Segment Start: Entries shown

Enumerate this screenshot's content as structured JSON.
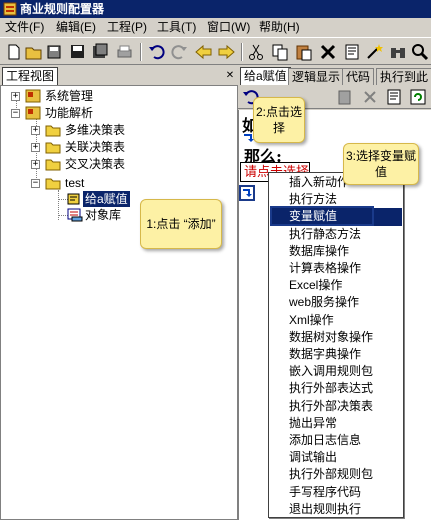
{
  "window": {
    "title": "商业规则配置器"
  },
  "menu": [
    "文件(F)",
    "编辑(E)",
    "工程(P)",
    "工具(T)",
    "窗口(W)",
    "帮助(H)"
  ],
  "toolbar_icons": [
    "new-icon",
    "open-icon",
    "save-icon",
    "save-all-icon",
    "save-as-icon",
    "print-icon",
    "undo-icon",
    "redo-icon",
    "back-icon",
    "forward-icon",
    "cut-icon",
    "copy-icon",
    "paste-icon",
    "delete-icon",
    "properties-icon",
    "wand-icon",
    "binoculars-icon",
    "find-icon"
  ],
  "left_panel": {
    "tab": "工程视图",
    "tree": {
      "system": "系统管理",
      "function": "功能解析",
      "multi": "多维决策表",
      "related": "关联决策表",
      "cross": "交叉决策表",
      "test": "test",
      "assign": "给a赋值",
      "objects": "对象库"
    }
  },
  "right_panel": {
    "tabs": [
      "给a赋值",
      "逻辑显示",
      "代码",
      "执行到此"
    ],
    "content": {
      "if_text": "如",
      "then_text": "那么:",
      "placeholder": "请点击选择"
    }
  },
  "context_menu": {
    "items": [
      "插入新动作",
      "执行方法",
      "变量赋值",
      "执行静态方法",
      "数据库操作",
      "计算表格操作",
      "Excel操作",
      "web服务操作",
      "Xml操作",
      "数据树对象操作",
      "数据字典操作",
      "嵌入调用规则包",
      "执行外部表达式",
      "执行外部决策表",
      "抛出异常",
      "添加日志信息",
      "调试输出",
      "执行外部规则包",
      "手写程序代码",
      "退出规则执行"
    ],
    "highlighted_index": 2
  },
  "annotations": {
    "step1": "1:点击 “添加”",
    "step2": "2:点击选择",
    "step3": "3:选择变量赋值"
  },
  "colors": {
    "titlebar": "#0a246a",
    "highlight": "#0a246a",
    "callout": "#fdf1a5",
    "placeholder_text": "#cc0000"
  }
}
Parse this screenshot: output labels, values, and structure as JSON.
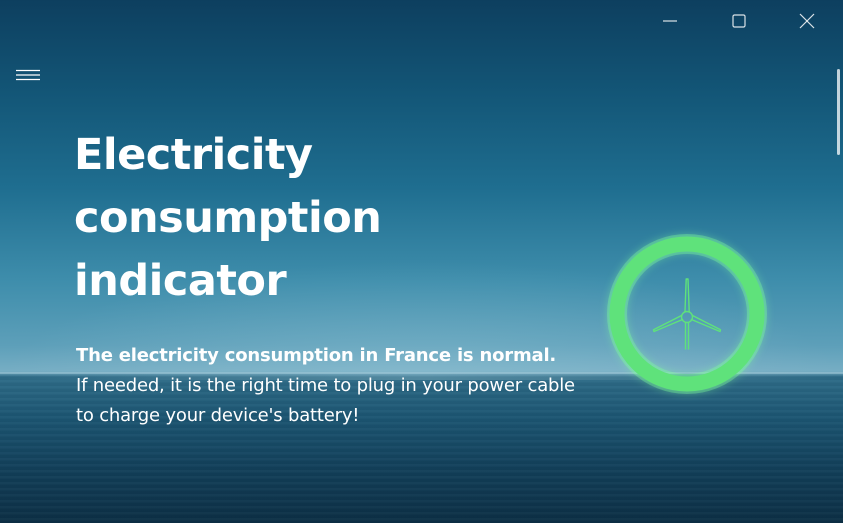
{
  "window": {
    "controls": {
      "minimize_icon": "minimize-icon",
      "maximize_icon": "maximize-icon",
      "close_icon": "close-icon"
    },
    "menu_icon": "hamburger-menu-icon"
  },
  "main": {
    "title_lines": [
      "Electricity",
      "consumption",
      "indicator"
    ],
    "status_message": "The electricity consumption in France is normal.",
    "advice_message": "If needed, it is the right time to plug in your power cable to charge your device's battery!"
  },
  "indicator": {
    "status": "normal",
    "icon": "wind-turbine-icon",
    "ring_color": "#5fe27b",
    "glow_color": "#7dff9a"
  }
}
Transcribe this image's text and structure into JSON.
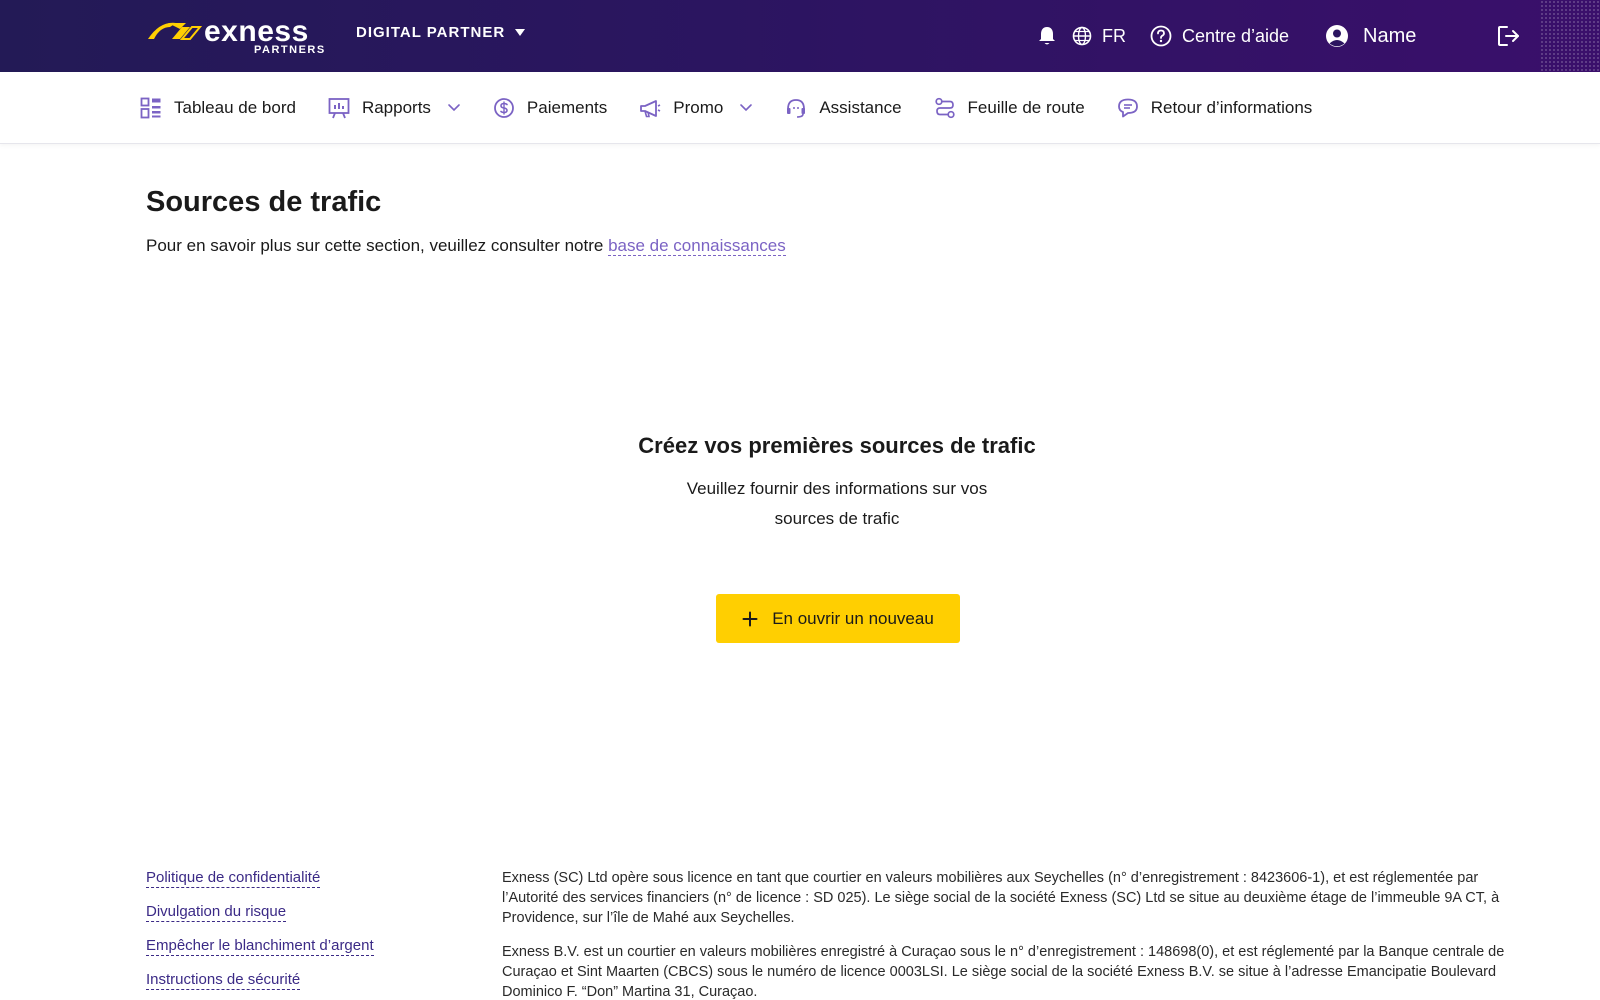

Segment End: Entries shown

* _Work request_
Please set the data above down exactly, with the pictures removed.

* _Answer box_
Enumerate this screenshot's content as structured JSON.
{
  "window": {
    "title": "商业规则配置器"
  },
  "menu": [
    "文件(F)",
    "编辑(E)",
    "工程(P)",
    "工具(T)",
    "窗口(W)",
    "帮助(H)"
  ],
  "toolbar_icons": [
    "new-icon",
    "open-icon",
    "save-icon",
    "save-all-icon",
    "save-as-icon",
    "print-icon",
    "undo-icon",
    "redo-icon",
    "back-icon",
    "forward-icon",
    "cut-icon",
    "copy-icon",
    "paste-icon",
    "delete-icon",
    "properties-icon",
    "wand-icon",
    "binoculars-icon",
    "find-icon"
  ],
  "left_panel": {
    "tab": "工程视图",
    "tree": {
      "system": "系统管理",
      "function": "功能解析",
      "multi": "多维决策表",
      "related": "关联决策表",
      "cross": "交叉决策表",
      "test": "test",
      "assign": "给a赋值",
      "objects": "对象库"
    }
  },
  "right_panel": {
    "tabs": [
      "给a赋值",
      "逻辑显示",
      "代码",
      "执行到此"
    ],
    "content": {
      "if_text": "如",
      "then_text": "那么:",
      "placeholder": "请点击选择"
    }
  },
  "context_menu": {
    "items": [
      "插入新动作",
      "执行方法",
      "变量赋值",
      "执行静态方法",
      "数据库操作",
      "计算表格操作",
      "Excel操作",
      "web服务操作",
      "Xml操作",
      "数据树对象操作",
      "数据字典操作",
      "嵌入调用规则包",
      "执行外部表达式",
      "执行外部决策表",
      "抛出异常",
      "添加日志信息",
      "调试输出",
      "执行外部规则包",
      "手写程序代码",
      "退出规则执行"
    ],
    "highlighted_index": 2
  },
  "annotations": {
    "step1": "1:点击 “添加”",
    "step2": "2:点击选择",
    "step3": "3:选择变量赋值"
  },
  "colors": {
    "titlebar": "#0a246a",
    "highlight": "#0a246a",
    "callout": "#fdf1a5",
    "placeholder_text": "#cc0000"
  }
}
Parse this screenshot: output labels, values, and structure as JSON.
{
  "window": {
    "controls": {
      "minimize_icon": "minimize-icon",
      "maximize_icon": "maximize-icon",
      "close_icon": "close-icon"
    },
    "menu_icon": "hamburger-menu-icon"
  },
  "main": {
    "title_lines": [
      "Electricity",
      "consumption",
      "indicator"
    ],
    "status_message": "The electricity consumption in France is normal.",
    "advice_message": "If needed, it is the right time to plug in your power cable to charge your device's battery!"
  },
  "indicator": {
    "status": "normal",
    "icon": "wind-turbine-icon",
    "ring_color": "#5fe27b",
    "glow_color": "#7dff9a"
  }
}
Transcribe this image's text and structure into JSON.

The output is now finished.